Where would the world be without the Universal Declaration of Human Rights? What body would have the moral authority to set the standard for nations everywhere? The answer: The United Nations.

Human Rights Day slipped by on Monday without much attention in the popular press. Not yet a Hallmark holiday, Human Rights Day was named to commemorate the United Nations Declaration of Human Rights (UNDHR).  A good number of Americans are conflicted in their views on the UN.  According to the most recent research, Americans who were alive when the UN was established after World War II tend to have a higher opinion of it. The rest of us range from ambivalence to anger at the UN for providing Hugo Chavez with a forum to call President Bush "the devil" (no matter how we feel about the President). 

The only mainstream media that routinely covers the UN, Fox News, never misses a chance to rail against it.  Most daily newspapers just skip coverage of UN activities altogether, except for when really terrible things happen to the UN such as yesterday's destruction of UN offices in Algeria by terrorists.

The Declaration of Human Rights affirms the equality of all people, their worth as individuals and their inherent right to freedom of speech and belief.  What could be more central, more basic to the beliefs of Americans then the idea that all people are born free and have the right to their religious and political beliefs and the right to express them without fear of imprisonment?

Where would the world be without the UNDHR?  What body would have the moral authority to set the standard for nations everywhere? The answer:  The United Nations.  The United Nations, a body whose very existence is a testament to our commonalities over our differences, came together to affirm that all cultures value human rights.  Because of the global human rights standards articulated by the United Nations, we know that all societies should be moving past the point of enslaving a portion of their people, discriminating against women or killing political dissidents. 

It's true that these abuses to our fellow humans continue.  Darfur is probably the worst example of a massive violation of human rights, though, unfortunately, human rights violations occur in every corner of the world every day.  Gone are the days when those of us who live under a Constitution that establishes our rights, could sit back and wonder if those weren't just the problems of people with different belief systems. 

When the world was a larger place and we had less understanding of other societies we may have been able to say "perhaps we shouldn't impose our views on other peoples."  International human rights are not about any one nation imposing its views on another.  Rather, it is about our collective global belief that, by virtue of being human, we are entitled to basic rights that our governments should protect.

Most of us consider the United States as a shining example of the provision of rights to its citizens.  We are not always perfect in the execution but our Constitution really is the gold standard of freedom.  Of course, this gold can be muddied.   The constitutional rights we recognize have been questioned as a result of our policies at Guatanamo Bay and the limited legal procedural rights we have granted other detainees.  Our government's commitment to human rights has also been questioned by as a result of the Abu Ghraib and our torture policies. 

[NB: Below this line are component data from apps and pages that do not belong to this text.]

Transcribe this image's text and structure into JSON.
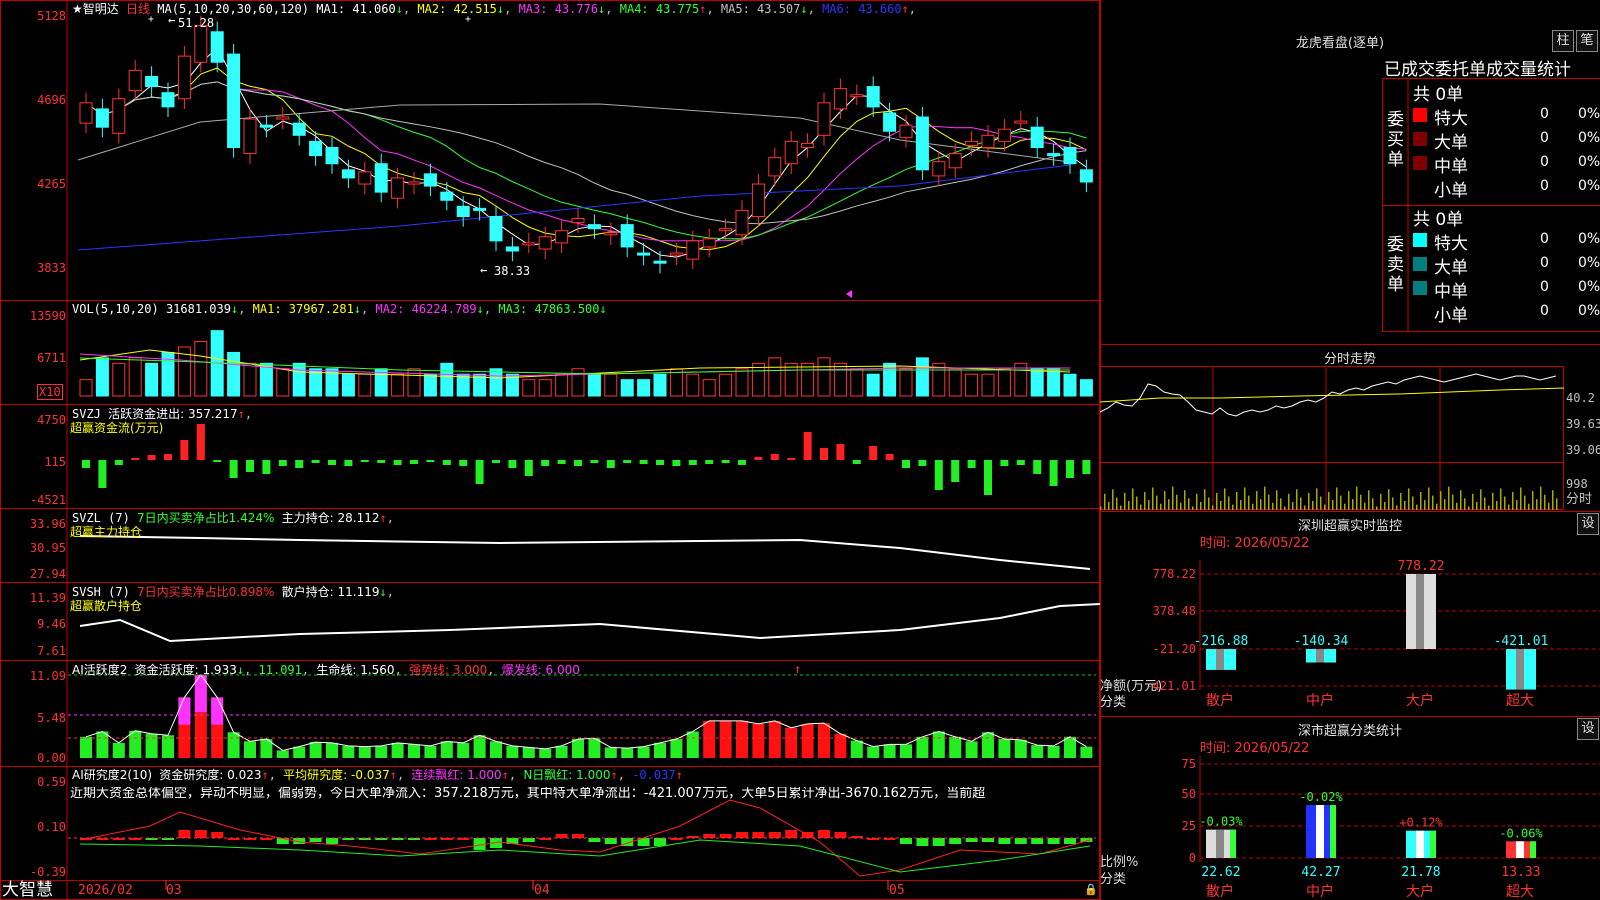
{
  "stock": {
    "name": "智明达",
    "period": "日线",
    "hi_label": "51.28",
    "lo_label": "38.33"
  },
  "kline_header": {
    "ma_def": "MA(5,10,20,30,60,120)",
    "items": [
      {
        "label": "MA1: 41.060",
        "arrow": "↓",
        "color": "#ffffff"
      },
      {
        "label": "MA2: 42.515",
        "arrow": "↓",
        "color": "#ffff00"
      },
      {
        "label": "MA3: 43.776",
        "arrow": "↓",
        "color": "#ff33ff"
      },
      {
        "label": "MA4: 43.775",
        "arrow": "↑",
        "color": "#33ff33"
      },
      {
        "label": "MA5: 43.507",
        "arrow": "↓",
        "color": "#c0c0c0"
      },
      {
        "label": "MA6: 43.660",
        "arrow": "↑",
        "color": "#3333ff"
      }
    ]
  },
  "price_axis": [
    "5128",
    "4696",
    "4265",
    "3833"
  ],
  "vol": {
    "header": "VOL(5,10,20)",
    "val": "31681.039",
    "ma1": "MA1: 37967.281",
    "ma2": "MA2: 46224.789",
    "ma3": "MA3: 47863.500",
    "axis": [
      "13590",
      "6711"
    ],
    "unit": "X10"
  },
  "svzj": {
    "name": "SVZJ",
    "label": "活跃资金进出: 357.217",
    "arrow": "↑",
    "sub": "超赢资金流(万元)",
    "axis": [
      "4750",
      "115",
      "-4521"
    ]
  },
  "svzl": {
    "name": "SVZL (7)",
    "label1": "7日内买卖净占比1.424%",
    "label2": "主力持仓: 28.112",
    "arrow": "↑",
    "sub": "超赢主力持仓",
    "axis": [
      "33.96",
      "30.95",
      "27.94"
    ]
  },
  "svsh": {
    "name": "SVSH (7)",
    "label1": "7日内买卖净占比0.898%",
    "label2": "散户持仓: 11.119",
    "arrow": "↓",
    "sub": "超赢散户持仓",
    "axis": [
      "11.39",
      "9.46",
      "7.61"
    ]
  },
  "ai_act": {
    "name": "AI活跃度2",
    "l1": "资金活跃度: 1.933",
    "l2": "11.091",
    "l3": "生命线: 1.560",
    "l4": "强势线: 3.000",
    "l5": "爆发线: 6.000",
    "axis": [
      "11.09",
      "5.48",
      "0.00"
    ]
  },
  "ai_res": {
    "name": "AI研究度2(10)",
    "l1": "资金研究度: 0.023",
    "l2": "平均研究度: -0.037",
    "l3": "连续飘红: 1.000",
    "l4": "N日飘红: 1.000",
    "l5": "-0.037",
    "comment": "近期大资金总体偏空，异动不明显，偏弱势，今日大单净流入：357.218万元，其中特大单净流出：-421.007万元，大单5日累计净出-3670.162万元，当前超",
    "axis": [
      "0.59",
      "0.10",
      "-0.39"
    ]
  },
  "dates": {
    "first": "2026/02",
    "m3": "03",
    "m4": "04",
    "m5": "05"
  },
  "brand": "大智慧",
  "dragon": {
    "title": "龙虎看盘(逐单)",
    "btn1": "柱",
    "btn2": "笔",
    "head": "已成交委托单成交量统计",
    "buy": {
      "label": "委买单",
      "total": "共 0单",
      "rows": [
        {
          "name": "特大",
          "v": "0",
          "p": "0%",
          "color": "#ff0000"
        },
        {
          "name": "大单",
          "v": "0",
          "p": "0%",
          "color": "#800000"
        },
        {
          "name": "中单",
          "v": "0",
          "p": "0%",
          "color": "#800000"
        },
        {
          "name": "小单",
          "v": "0",
          "p": "0%",
          "color": "#000000"
        }
      ]
    },
    "sell": {
      "label": "委卖单",
      "total": "共 0单",
      "rows": [
        {
          "name": "特大",
          "v": "0",
          "p": "0%",
          "color": "#00ffff"
        },
        {
          "name": "大单",
          "v": "0",
          "p": "0%",
          "color": "#008080"
        },
        {
          "name": "中单",
          "v": "0",
          "p": "0%",
          "color": "#008080"
        },
        {
          "name": "小单",
          "v": "0",
          "p": "0%",
          "color": "#000000"
        }
      ]
    }
  },
  "intraday": {
    "title": "分时走势",
    "axis": [
      "40.2",
      "39.63",
      "39.06",
      "998",
      "分时"
    ]
  },
  "sz_monitor": {
    "title": "深圳超赢实时监控",
    "btn": "设",
    "time": "时间: 2026/05/22",
    "axis": [
      "778.22",
      "378.48",
      "-21.20",
      "-421.01"
    ],
    "ylabel": "净额(万元)",
    "xlabel": "分类",
    "cats": [
      "散户",
      "中户",
      "大户",
      "超大"
    ],
    "values": [
      -216.88,
      -140.34,
      778.22,
      -421.01
    ],
    "labels": [
      "-216.88",
      "-140.34",
      "778.22",
      "-421.01"
    ]
  },
  "sz_class": {
    "title": "深市超赢分类统计",
    "btn": "设",
    "time": "时间: 2026/05/22",
    "axis": [
      "75",
      "50",
      "25",
      "0"
    ],
    "ylabel": "比例%",
    "xlabel": "分类",
    "cats": [
      "散户",
      "中户",
      "大户",
      "超大"
    ],
    "values": [
      22.62,
      42.27,
      21.78,
      13.33
    ],
    "labels": [
      "22.62",
      "42.27",
      "21.78",
      "13.33"
    ],
    "changes": [
      "-0.03%",
      "-0.02%",
      "+0.12%",
      "-0.06%"
    ]
  }
}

And that brings me back to the United Nations, the embodiment of the concept of a world where we all take care of each other, can be the mouthpiece of enlightenment.

Next week I want to talk about that hotbed of human rights abuses, China, because it's where U.S. policy and the UN's work to promote the rights of women – through UNFPA – wreck into each other to the detriment of China's women.